- [About this task] A word-for-word restatement of every record is required.

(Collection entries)
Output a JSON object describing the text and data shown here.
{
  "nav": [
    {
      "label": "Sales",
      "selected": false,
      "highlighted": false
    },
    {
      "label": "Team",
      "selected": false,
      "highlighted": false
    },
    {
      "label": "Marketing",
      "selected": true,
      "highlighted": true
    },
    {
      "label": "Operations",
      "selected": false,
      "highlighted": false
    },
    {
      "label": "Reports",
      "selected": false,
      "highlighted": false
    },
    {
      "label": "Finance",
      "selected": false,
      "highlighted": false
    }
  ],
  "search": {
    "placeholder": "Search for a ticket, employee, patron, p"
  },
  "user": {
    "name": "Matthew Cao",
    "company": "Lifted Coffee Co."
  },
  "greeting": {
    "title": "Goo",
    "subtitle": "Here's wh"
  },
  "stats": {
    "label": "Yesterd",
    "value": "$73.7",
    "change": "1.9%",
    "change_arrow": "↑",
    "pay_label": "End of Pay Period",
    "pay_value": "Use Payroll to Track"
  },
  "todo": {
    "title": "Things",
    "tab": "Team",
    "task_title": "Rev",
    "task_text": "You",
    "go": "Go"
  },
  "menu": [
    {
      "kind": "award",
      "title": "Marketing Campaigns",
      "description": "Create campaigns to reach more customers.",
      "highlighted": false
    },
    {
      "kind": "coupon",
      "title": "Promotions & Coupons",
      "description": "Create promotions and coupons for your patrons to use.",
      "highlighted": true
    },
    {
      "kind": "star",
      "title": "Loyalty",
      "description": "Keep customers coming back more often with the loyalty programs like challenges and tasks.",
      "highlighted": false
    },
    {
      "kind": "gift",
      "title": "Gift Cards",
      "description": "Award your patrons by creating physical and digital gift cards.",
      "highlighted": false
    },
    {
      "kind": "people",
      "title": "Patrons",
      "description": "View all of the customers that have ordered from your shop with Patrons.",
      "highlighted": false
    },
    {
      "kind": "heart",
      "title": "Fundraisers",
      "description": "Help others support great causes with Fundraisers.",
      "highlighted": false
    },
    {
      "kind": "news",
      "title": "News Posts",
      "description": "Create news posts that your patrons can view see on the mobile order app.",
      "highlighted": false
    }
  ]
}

- [Exercise solution]
Output a JSON object describing the text and data shown here.
{
  "nav": [
    {
      "label": "Sales",
      "selected": false,
      "highlighted": false
    },
    {
      "label": "Team",
      "selected": false,
      "highlighted": false
    },
    {
      "label": "Marketing",
      "selected": true,
      "highlighted": true
    },
    {
      "label": "Operations",
      "selected": false,
      "highlighted": false
    },
    {
      "label": "Reports",
      "selected": false,
      "highlighted": false
    },
    {
      "label": "Finance",
      "selected": false,
      "highlighted": false
    }
  ],
  "search": {
    "placeholder": "Search for a ticket, employee, patron, p"
  },
  "user": {
    "name": "Matthew Cao",
    "company": "Lifted Coffee Co."
  },
  "greeting": {
    "title": "Goo",
    "subtitle": "Here's wh"
  },
  "stats": {
    "label": "Yesterd",
    "value": "$73.7",
    "change": "1.9%",
    "change_arrow": "↑",
    "pay_label": "End of Pay Period",
    "pay_value": "Use Payroll to Track"
  },
  "todo": {
    "title": "Things",
    "tab": "Team",
    "task_title": "Rev",
    "task_text": "You",
    "go": "Go"
  },
  "menu": [
    {
      "kind": "award",
      "title": "Marketing Campaigns",
      "description": "Create campaigns to reach more customers.",
      "highlighted": false
    },
    {
      "kind": "coupon",
      "title": "Promotions & Coupons",
      "description": "Create promotions and coupons for your patrons to use.",
      "highlighted": true
    },
    {
      "kind": "star",
      "title": "Loyalty",
      "description": "Keep customers coming back more often with the loyalty programs like challenges and tasks.",
      "highlighted": false
    },
    {
      "kind": "gift",
      "title": "Gift Cards",
      "description": "Award your patrons by creating physical and digital gift cards.",
      "highlighted": false
    },
    {
      "kind": "people",
      "title": "Patrons",
      "description": "View all of the customers that have ordered from your shop with Patrons.",
      "highlighted": false
    },
    {
      "kind": "heart",
      "title": "Fundraisers",
      "description": "Help others support great causes with Fundraisers.",
      "highlighted": false
    },
    {
      "kind": "news",
      "title": "News Posts",
      "description": "Create news posts that your patrons can view see on the mobile order app.",
      "highlighted": false
    }
  ]
}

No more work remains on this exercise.